In How many email
addresses do you need? I advocated that you need at least three email
addresses. To review, I strongly recommend that you have:
- A private address for people you trust and prioritize
- A public address for everyone else from whom you want to
- A throw-away address for one time, or occasional use that
you ignore the rest of the time.
That’s a start. It’s a good start, and will go a long way to taming the
But it’s just a start. Especially if you get a lot of mail, you can do
As I often do here, I’ll use myself as an example.
I have four email accounts: (Visit On Domains, Accounts and
Addresses for a refresher on the important difference between an
account and an address.)
- A personal account.
- A business account for my business.
- A business account for my wife’s business.
- A bulk mail account for bulk mail.
I should note that all the accounts are supplied by the same provider. In
this case, that would be me, since I run my own mail server, but there are many
services out there that will provide this same level of functionality.
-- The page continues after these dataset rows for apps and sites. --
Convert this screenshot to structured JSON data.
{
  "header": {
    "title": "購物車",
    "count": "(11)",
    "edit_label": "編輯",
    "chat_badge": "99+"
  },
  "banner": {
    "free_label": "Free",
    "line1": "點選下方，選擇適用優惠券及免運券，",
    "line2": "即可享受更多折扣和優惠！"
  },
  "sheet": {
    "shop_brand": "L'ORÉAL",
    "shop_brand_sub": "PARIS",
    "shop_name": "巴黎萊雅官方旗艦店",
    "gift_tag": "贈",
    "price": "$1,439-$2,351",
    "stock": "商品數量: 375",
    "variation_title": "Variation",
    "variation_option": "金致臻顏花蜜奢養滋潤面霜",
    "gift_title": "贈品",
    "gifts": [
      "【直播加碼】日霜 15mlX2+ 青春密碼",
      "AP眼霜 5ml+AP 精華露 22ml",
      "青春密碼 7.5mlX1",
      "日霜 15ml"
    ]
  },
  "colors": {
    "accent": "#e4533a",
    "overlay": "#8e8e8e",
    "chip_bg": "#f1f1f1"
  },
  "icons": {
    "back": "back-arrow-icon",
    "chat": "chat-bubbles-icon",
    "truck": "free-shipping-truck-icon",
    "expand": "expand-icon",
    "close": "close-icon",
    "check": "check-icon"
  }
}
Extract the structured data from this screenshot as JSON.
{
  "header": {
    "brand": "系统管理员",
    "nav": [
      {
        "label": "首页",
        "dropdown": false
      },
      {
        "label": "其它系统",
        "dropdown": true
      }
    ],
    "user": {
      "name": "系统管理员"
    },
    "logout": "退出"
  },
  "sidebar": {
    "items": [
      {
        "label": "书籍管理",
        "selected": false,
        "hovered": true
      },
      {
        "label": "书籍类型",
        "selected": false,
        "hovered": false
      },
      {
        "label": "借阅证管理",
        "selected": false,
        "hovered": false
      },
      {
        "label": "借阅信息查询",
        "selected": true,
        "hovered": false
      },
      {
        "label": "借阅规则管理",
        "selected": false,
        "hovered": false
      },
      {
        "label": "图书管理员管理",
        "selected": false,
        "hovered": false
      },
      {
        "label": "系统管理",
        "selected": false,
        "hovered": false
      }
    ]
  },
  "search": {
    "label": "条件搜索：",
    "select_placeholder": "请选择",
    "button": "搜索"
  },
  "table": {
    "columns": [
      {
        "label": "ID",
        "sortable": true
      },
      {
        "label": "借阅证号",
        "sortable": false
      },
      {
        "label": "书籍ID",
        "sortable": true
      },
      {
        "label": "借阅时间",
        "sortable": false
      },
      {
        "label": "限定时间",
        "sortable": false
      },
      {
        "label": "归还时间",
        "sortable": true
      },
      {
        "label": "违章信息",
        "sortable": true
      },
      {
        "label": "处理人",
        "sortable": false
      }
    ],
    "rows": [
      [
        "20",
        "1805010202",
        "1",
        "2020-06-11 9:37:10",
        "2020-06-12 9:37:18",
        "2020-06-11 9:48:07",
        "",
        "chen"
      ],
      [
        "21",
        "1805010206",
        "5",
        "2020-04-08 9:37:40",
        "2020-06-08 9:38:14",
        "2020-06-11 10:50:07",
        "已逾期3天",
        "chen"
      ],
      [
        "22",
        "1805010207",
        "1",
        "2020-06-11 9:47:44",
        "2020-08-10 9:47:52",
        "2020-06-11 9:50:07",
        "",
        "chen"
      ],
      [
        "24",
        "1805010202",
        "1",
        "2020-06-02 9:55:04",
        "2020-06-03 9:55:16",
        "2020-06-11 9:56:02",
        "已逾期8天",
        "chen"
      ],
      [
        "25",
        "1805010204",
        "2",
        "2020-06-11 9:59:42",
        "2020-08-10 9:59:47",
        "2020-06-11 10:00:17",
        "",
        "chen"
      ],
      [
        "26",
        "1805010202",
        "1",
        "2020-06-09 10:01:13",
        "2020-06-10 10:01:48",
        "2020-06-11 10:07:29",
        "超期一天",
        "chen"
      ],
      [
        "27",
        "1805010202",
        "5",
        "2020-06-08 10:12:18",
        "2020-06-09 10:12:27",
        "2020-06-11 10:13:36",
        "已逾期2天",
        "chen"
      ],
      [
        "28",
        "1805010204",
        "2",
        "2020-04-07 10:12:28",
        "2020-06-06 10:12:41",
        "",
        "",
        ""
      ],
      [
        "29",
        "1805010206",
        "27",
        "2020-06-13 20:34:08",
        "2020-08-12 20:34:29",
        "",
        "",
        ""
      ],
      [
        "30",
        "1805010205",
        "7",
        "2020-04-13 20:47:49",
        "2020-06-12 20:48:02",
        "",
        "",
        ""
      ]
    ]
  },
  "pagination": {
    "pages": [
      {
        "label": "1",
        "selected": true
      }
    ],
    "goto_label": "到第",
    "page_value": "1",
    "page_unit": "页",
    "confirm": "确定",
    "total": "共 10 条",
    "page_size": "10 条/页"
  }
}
The first three should be fairly self explanatory. For many important
reasons, you want to project the correct image when running your business, and
part of that these days is using the proper email domain when conducting that
business. Hence the first three are all on their own domains … my personal
domain – notenboom.org, my company’s domain –
pugetsoundsoftware.com, and my wife’s business domain –
dollsandfriends.com. (I’ll discuss how unprofessional it is
to use a “Hotmail” or other free account for business in another essay.)
It’s that last one, the bulk mail account, that’s an
important example of how an additional email account can streamline your
I use my “bulk mail” account for exactly what it sounds: it’s the account
that I use when subscribing to email newsletters and discussion lists. There’s
no person-to-person communication using that address, only bulk mail.
This let’s me do three things:
I control my email downloads – exactly how often to check
for and download email is a topic for another discussion, but when I do check
mail throughout the day, I don’t automatically download bulk mail.
I’ve configured my email program to only check for and download mail from
the bulk mail account when I explicitly request it. I may request it when I’m
bored, when I need a break, or I may be too busy and not download my bulk mail
until the end of the day. The bottom line is that my bulk mail does not
distract me from my “real” mail that is part of my business and which I do
check more frequently throughout the day.
A nice side effect is that I can ignore or significantly delay bulk email
when I’m traveling. When I’m on the road downloads may be slower, and I often
have other things on my mind.
I file bulk mail separately – one of the simplest email
processing rules is “move mail received on this account to that folder
when it arrives.” That’s exactly what I do. All mail coming in on my bulk mail
account bypasses my inbox completely, and goes into a separate folder, so that
even if I do download it, it’s still not distracting me from my other,
more important, email.
I archive all bulk mail – this is another safety net.
Recall that I use my bulk mail account for email discussion lists and
newsletters. Have you ever wanted to go back to some old post on a mailing
list, only to find that there’s no archive? Or you recall that there was some
really interesting tidbit of information in that tech newsletter you
subscribe to, but now it’s gone?
I make my own archive. Another really simple email processing rule
is “move a copy of mail received on this account to that other folder
when it arrives.” Hence every piece of bulk mail that I get also goes into an
archive folder that I can then search and retrieve from as needs be. Remember
disk space is
The idea here is not that you run out and set yourself up a bulk email
account – though of course you can if that sounds like an approach that would
serve you well.
What’s more important here is the concept: separate accounts for separate
reasons. With the exception of controlling when things get downloaded,
everything here can be done with a single account using “rules”, so focus on
the downloads as the differentiator.
Look at your own email and try to determine what class of email, what
senders could you relegate into a less-frequently checked bucket, a
less frequently downloaded account?
Once you’ve identified them, create an account, or more than one account if
it suits you, and change those senders to use those email addresses. In my
case, I simply changed my subscription addresses for all the different
newsletters and discussion groups I was on to my bulk email address. You would
do something similar.
Add the corresponding rules to move your bulk mail to other folders, and
you’ll notice your inbox starting to feel lighter right away.